Product testing provides you with valuable insights throughout the entire lifecycle of your product, from first idea to customer satisfaction. Here’s how to run a product testing project
Start from the strongest position
The benefits of product testing begin before the product itself is a reality, thanks to concept testing, which allows you to explore the viability of your idea by viewing it through the eyes of multiple potential customers.
Using a survey format, you can gather their feedback on one or more rough concepts before defining and developing the ones that resonate with them the most.
It’s the best place to start as you’ll be able to take the temperature of various concepts before you invest too much in developing them. Those that particularly resonate with your target audience could then go into further development before going back out to test with something closer to a finished product.
Make the most of conjoint analysis
Conjoint analysis is a powerful method for comparing multiple product attributes.

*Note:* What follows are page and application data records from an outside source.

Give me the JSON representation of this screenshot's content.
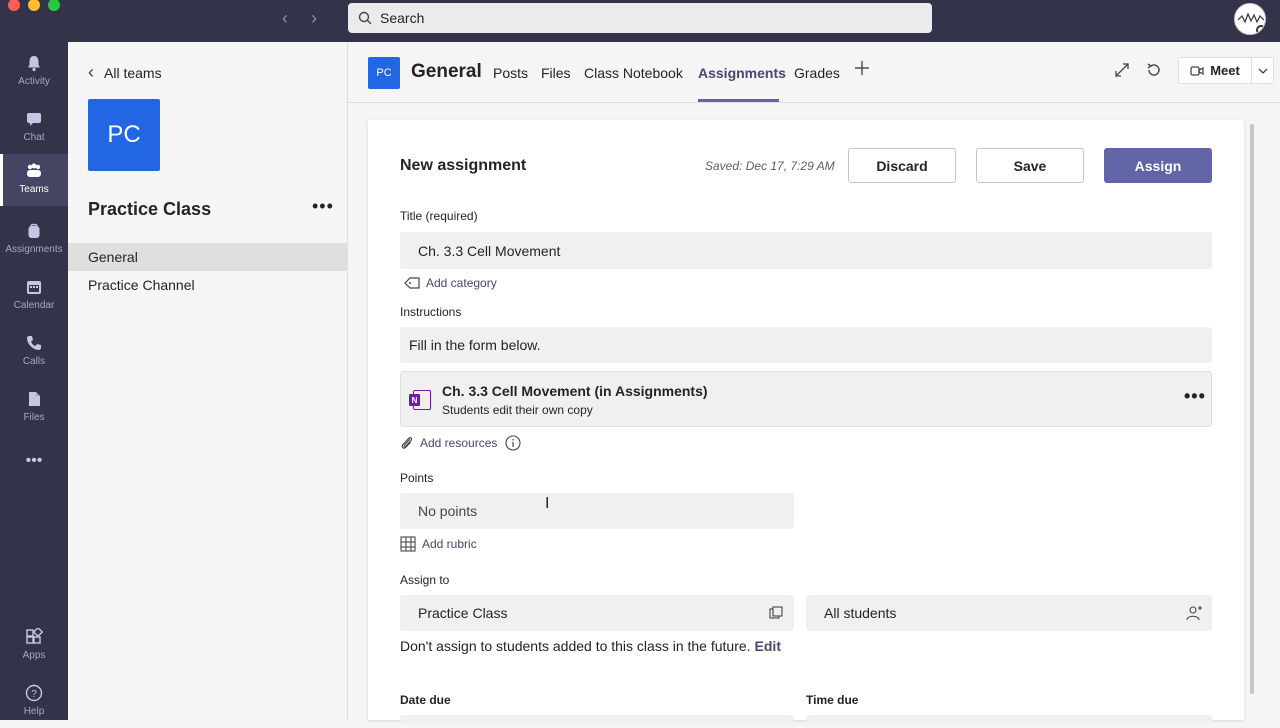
{
  "search": {
    "placeholder": "Search"
  },
  "rail": {
    "items": [
      {
        "label": "Activity"
      },
      {
        "label": "Chat"
      },
      {
        "label": "Teams"
      },
      {
        "label": "Assignments"
      },
      {
        "label": "Calendar"
      },
      {
        "label": "Calls"
      },
      {
        "label": "Files"
      },
      {
        "label": "Apps"
      },
      {
        "label": "Help"
      }
    ],
    "more": "•••"
  },
  "team": {
    "back_label": "All teams",
    "initials": "PC",
    "name": "Practice Class",
    "more": "•••",
    "channels": [
      "General",
      "Practice Channel"
    ]
  },
  "header": {
    "initials": "PC",
    "channel": "General",
    "tabs": [
      "Posts",
      "Files",
      "Class Notebook",
      "Assignments",
      "Grades"
    ],
    "active_tab": "Assignments",
    "meet_label": "Meet"
  },
  "assignment": {
    "heading": "New assignment",
    "saved": "Saved: Dec 17, 7:29 AM",
    "discard_label": "Discard",
    "save_label": "Save",
    "assign_label": "Assign",
    "title_label": "Title (required)",
    "title_value": "Ch. 3.3 Cell Movement",
    "add_category": "Add category",
    "instructions_label": "Instructions",
    "instructions_value": "Fill in the form below.",
    "resource": {
      "title": "Ch. 3.3 Cell Movement (in Assignments)",
      "subtitle": "Students edit their own copy"
    },
    "add_resources": "Add resources",
    "points_label": "Points",
    "points_value": "No points",
    "add_rubric": "Add rubric",
    "assign_to_label": "Assign to",
    "class_value": "Practice Class",
    "students_value": "All students",
    "future_note": "Don't assign to students added to this class in the future.",
    "edit_label": "Edit",
    "date_due_label": "Date due",
    "time_due_label": "Time due"
  },
  "colors": {
    "accent": "#6264a7",
    "rail": "#33344a",
    "tile": "#2266e3"
  }
}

Through survey stimulus, respondents consider a trade-off scenario between different features, with their choices revealing which ones are most valuable to them.
One of the most simple and robust conjoint analysis methods is Self-Explicated, which is included in Qualtrics Research Core package as a standard feature. With this two-phase process, respondents first eliminate features that are unacceptable to them and then evaluate the remaining features relative to each other.
Choose product features through research
The choice of product features should be made during concept testing, when minimal resources have been committed to any particular product configuration.To arrive at the right choice, customer needs research is used to understand which features are valued the most and where there are gaps in the market your product could fill.
Learn more about choosing product features
Define your price point
You have a winning combination of product features and your research shows your concept is really hitting the mark with your target audience. But how much would they be willing to pay?
The factors involved in pricing a product go far beyond knowing the target customer’s budget. A wide range of techniques can be used to assess responses to price, from direct questions about the monetary value to more nuanced tests that compare acceptable prices in different buying contexts.
Psychological factors are also key. Price a product too high, and the respondent won’t even think about buying it. Too low, and they will question its quality.
Great surveys lead to great products
From question format to flow, the way your survey is designed will directly influence the quality of data you collect. Make sure the tools of your trade are as carefully crafted as your product experience is.